Sterling has wiped out all of yesterday’s gains against the dollar as traders take in the imminent triggering of Article 50.
Prime Minister Theresa May last night gained the consent of Parliament to start the process of leaving the EU.
The pound fell to its lowest point since mid-January to reach lows of $1.2110 against the US dollar, a fall of 0.75 per cent since late last night.
Losses against the euro were slightly more moderate, with the pound nearing similar eight-week lows below €1.14.
Traders may now be pricing in a final positioning for “hard Brexit” as obstacles to May are removed. The House of Lords last night voted to accept the government's bill unamended, leaving the Queen's assent as the only hurdle remaining.
While sterling has generally gained as certainty around the shape of Brexit has increased, the prospect of two years of negotiations starting imminently may be unsettling traders.
Alexandra Russell-Oliver, currency markets analyst at Caxton, said: “There are still significant questions about what Brexit will look like and what the implications will be, and the pound will stay vulnerable until we get greater clarity.”
The response of the EU to the notification the UK wants to withdraw will be a critical factor in the fortunes of the currency.
Article 50 of the Lisbon Treaty states the UK must notify the EU of its intention to leave the union, starting a period of two years at most before the divorce is officially concluded. While there is little detail of how the process will occur beyond that, it is likely there will be a response from assorted EU officials and leaders.
The incentive for EU leaders to adopt a tough rhetorical stance with regards to the UK is heightened by the prospect of multiple European elections this year, although this is likely to moderate as the economic consequences of a deal falling through become clearer later in the process.
Naeem Aslam, chief market analyst at ThinkMarkets, said: “What we said was that if Theresa May triggers Article 50 as per the plan, it will have negative impact on the currency. The reason is that this spells only one thing for investors: that she is heading towards hard Brexit negotiations with an attitude that she has nothing to lose.
“The biggest fear on the street is what will her EU partners will say and how they are going to treat this matter given that Brexit is about to become a reality.”
The pound could fall further in the medium term, according to Richard Falkenhall, senior FX strategist at SEB bank, despite it being undervalued against the dollar.
He said: “Our main scenario in the coming months is that downward pressure on the pound will persist, mostly due to concerns related to Brexit talks and weaker than expected UK growth."
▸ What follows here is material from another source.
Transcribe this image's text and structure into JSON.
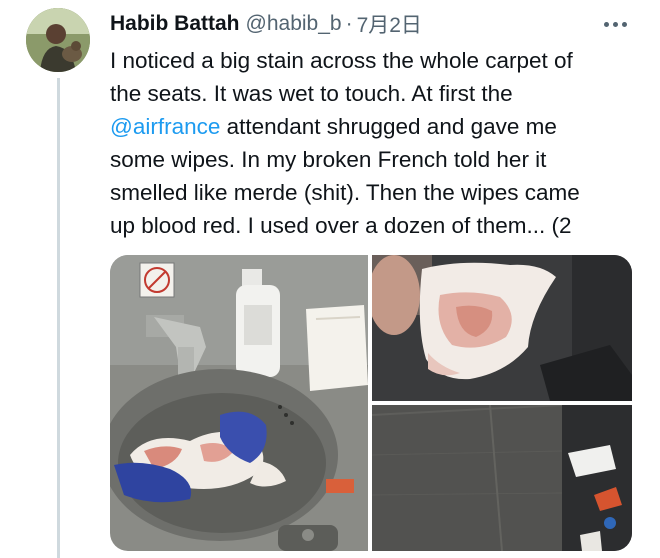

While the market could focus on other political risks, giving sterling temporary relief, the return to a fair value could be a long way off.
Falkenhall said: "The fact that the pound now appears cheap is insufficient to sustain a credible recovery by the currency at this stage."